SCONUL statistics are an important tool in helping libraries assess how ejournals are being used by their readers. During 1 August 2012 – 31 July 2013 there were 333,006 successful full-text article requests from journals subscribed to by LSHTM Library. A summary of the highest usage figures is below:
- Elsevier: 135,712
- BMJ Publishing Group: 34,624
- Oxford University Press: 25,411
- Nature Publishing Group: 18,452
- Ovid: 12,239
Several publishers saw a significant rise in article requests compared with 2011 – 12. Requests to titles from Wiley, Sage, the American Medical Association, and Taylor & Francis all increased. However, on the flip side requests to some publishers saw a decline. A reduction in JR1 requests can be caused by many factors including difficulty in navigating publisher platforms, material being published as Open Access, authentication issues, and changes in subjects being taught or researched.
A report by RIN (2009) showed that a high volume of article downloads in an institution was linked to increased research productivity and outcomes e.g. successful research grant applications, more papers being published, and a greater number of PhD awards. If you have experienced any issues in accessing titles, or think there are ways we can improve our service, we would welcome any feedback (contact details at the end of this post).
Ejournal statistics provide a wealth of usage information and can be used to help the Library maintain a high quality service. For example changing usage patterns can feed into the collection development process, we can ensure ‘value for money’ via our title coverage, and focus marketing drives on particular ejournal packages. However there is a danger in being over-reliant on quantitative data supplied by publishers, and monetary value must be balanced with scholarly need. Statistical variations between years can happen for a variety of internal and external factors. Decisions on ejournal spending and collection development must therefore also be backed up with qualitative evidence.
Each year the LSHTM Library carries out a Journal Consultation, which is open to all LSHTM students and staff. This Consultation asks readers:

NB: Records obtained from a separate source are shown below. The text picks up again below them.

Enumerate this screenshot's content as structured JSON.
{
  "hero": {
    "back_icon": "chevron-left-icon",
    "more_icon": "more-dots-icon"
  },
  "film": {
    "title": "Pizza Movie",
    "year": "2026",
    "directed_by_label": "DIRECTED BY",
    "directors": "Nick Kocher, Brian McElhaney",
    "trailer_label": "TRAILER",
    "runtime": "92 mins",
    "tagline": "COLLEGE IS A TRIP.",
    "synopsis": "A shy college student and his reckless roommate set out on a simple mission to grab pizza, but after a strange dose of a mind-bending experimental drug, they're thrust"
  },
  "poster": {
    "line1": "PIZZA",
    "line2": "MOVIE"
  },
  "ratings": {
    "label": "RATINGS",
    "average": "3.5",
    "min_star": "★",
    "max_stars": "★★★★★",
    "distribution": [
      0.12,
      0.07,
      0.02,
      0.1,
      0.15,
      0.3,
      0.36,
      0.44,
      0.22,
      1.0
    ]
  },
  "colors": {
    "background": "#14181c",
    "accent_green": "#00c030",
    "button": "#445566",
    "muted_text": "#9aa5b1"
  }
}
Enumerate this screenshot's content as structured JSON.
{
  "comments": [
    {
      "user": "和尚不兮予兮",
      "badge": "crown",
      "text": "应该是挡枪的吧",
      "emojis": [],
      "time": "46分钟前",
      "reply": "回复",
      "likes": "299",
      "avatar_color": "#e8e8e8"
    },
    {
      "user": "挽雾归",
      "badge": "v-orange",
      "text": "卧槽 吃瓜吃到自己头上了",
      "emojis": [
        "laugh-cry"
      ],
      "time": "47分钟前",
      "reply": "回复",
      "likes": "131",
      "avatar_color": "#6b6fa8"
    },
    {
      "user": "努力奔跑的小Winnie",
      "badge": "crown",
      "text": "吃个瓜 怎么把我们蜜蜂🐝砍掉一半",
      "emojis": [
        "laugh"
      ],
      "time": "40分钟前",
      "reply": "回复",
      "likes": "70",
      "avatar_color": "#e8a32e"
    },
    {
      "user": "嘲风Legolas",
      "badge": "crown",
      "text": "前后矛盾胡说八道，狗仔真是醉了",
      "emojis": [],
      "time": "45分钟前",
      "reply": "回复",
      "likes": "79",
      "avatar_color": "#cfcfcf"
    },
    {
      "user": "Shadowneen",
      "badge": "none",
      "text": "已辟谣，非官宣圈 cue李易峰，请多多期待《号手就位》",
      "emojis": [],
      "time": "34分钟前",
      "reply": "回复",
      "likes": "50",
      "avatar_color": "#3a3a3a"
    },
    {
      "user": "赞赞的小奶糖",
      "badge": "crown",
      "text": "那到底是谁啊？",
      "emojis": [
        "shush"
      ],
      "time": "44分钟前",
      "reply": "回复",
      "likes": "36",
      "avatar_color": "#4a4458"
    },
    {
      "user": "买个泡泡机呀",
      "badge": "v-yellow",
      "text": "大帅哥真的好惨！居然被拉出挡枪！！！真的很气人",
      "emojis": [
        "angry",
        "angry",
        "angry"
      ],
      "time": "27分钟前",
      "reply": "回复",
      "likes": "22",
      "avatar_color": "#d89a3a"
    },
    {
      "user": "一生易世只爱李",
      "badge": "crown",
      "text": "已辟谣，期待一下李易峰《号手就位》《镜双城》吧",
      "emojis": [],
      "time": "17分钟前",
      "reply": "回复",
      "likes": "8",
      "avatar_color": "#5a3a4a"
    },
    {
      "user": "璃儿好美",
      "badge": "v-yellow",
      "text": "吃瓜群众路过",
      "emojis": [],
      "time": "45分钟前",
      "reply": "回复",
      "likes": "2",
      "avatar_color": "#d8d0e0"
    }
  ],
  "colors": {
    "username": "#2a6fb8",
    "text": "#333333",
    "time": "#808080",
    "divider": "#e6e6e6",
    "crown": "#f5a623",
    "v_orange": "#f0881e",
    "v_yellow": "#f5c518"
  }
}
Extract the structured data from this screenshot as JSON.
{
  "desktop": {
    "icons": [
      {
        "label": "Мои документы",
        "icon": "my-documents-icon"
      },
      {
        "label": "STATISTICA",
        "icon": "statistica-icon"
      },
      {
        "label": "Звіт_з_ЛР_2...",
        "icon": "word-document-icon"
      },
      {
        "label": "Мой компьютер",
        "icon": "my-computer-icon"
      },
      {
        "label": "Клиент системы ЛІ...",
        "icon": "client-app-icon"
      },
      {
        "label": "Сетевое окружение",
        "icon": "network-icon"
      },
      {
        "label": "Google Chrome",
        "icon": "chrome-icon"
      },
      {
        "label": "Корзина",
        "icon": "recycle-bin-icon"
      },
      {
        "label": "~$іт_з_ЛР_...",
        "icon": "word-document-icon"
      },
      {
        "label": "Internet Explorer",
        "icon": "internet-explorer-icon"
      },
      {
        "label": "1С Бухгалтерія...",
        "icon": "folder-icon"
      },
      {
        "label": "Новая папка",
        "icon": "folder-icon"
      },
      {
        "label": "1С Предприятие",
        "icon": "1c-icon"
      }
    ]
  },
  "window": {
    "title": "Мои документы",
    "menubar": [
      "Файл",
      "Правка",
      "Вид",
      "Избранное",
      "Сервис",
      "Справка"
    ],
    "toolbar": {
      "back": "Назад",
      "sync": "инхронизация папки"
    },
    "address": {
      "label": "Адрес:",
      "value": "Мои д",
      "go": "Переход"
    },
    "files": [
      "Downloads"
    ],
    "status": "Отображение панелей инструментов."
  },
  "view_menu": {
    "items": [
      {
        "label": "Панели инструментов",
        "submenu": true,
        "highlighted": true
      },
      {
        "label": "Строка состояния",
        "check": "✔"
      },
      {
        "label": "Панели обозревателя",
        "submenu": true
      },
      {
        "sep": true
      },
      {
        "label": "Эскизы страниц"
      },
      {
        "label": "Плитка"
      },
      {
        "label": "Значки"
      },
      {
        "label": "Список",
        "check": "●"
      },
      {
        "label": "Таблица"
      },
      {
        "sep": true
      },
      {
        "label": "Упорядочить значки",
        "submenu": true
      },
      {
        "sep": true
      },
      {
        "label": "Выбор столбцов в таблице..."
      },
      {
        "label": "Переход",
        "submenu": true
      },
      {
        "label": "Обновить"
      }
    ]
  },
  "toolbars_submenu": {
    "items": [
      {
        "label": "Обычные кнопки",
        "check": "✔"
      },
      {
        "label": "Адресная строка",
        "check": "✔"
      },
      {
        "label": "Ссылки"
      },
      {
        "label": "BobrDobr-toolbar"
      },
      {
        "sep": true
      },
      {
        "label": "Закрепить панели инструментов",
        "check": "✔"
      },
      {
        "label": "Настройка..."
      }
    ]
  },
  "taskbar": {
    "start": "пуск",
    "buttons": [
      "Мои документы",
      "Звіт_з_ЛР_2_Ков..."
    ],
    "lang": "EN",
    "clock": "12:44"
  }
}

- The relevance of new titles suggested by members of the School
- Whether journals ranked as low usage should be retained
- The importance of access to back issues of journals
The 2013 Consultation received a lower response rate than we had hoped for, which inevitably impacted on the validity of any inferences made. The 2014 Consultation will go out to staff and students in the Summer term, and more details will be made available nearer the time. JR1 statistics can only tell us so much – we want to hear from you! If you’d like to make any suggestions concerning the ejournals please contact us at firstname.lastname@example.org , tweet us at @LSHTMlibrary or come in to the Library and speak to us at the Enquiries Desk.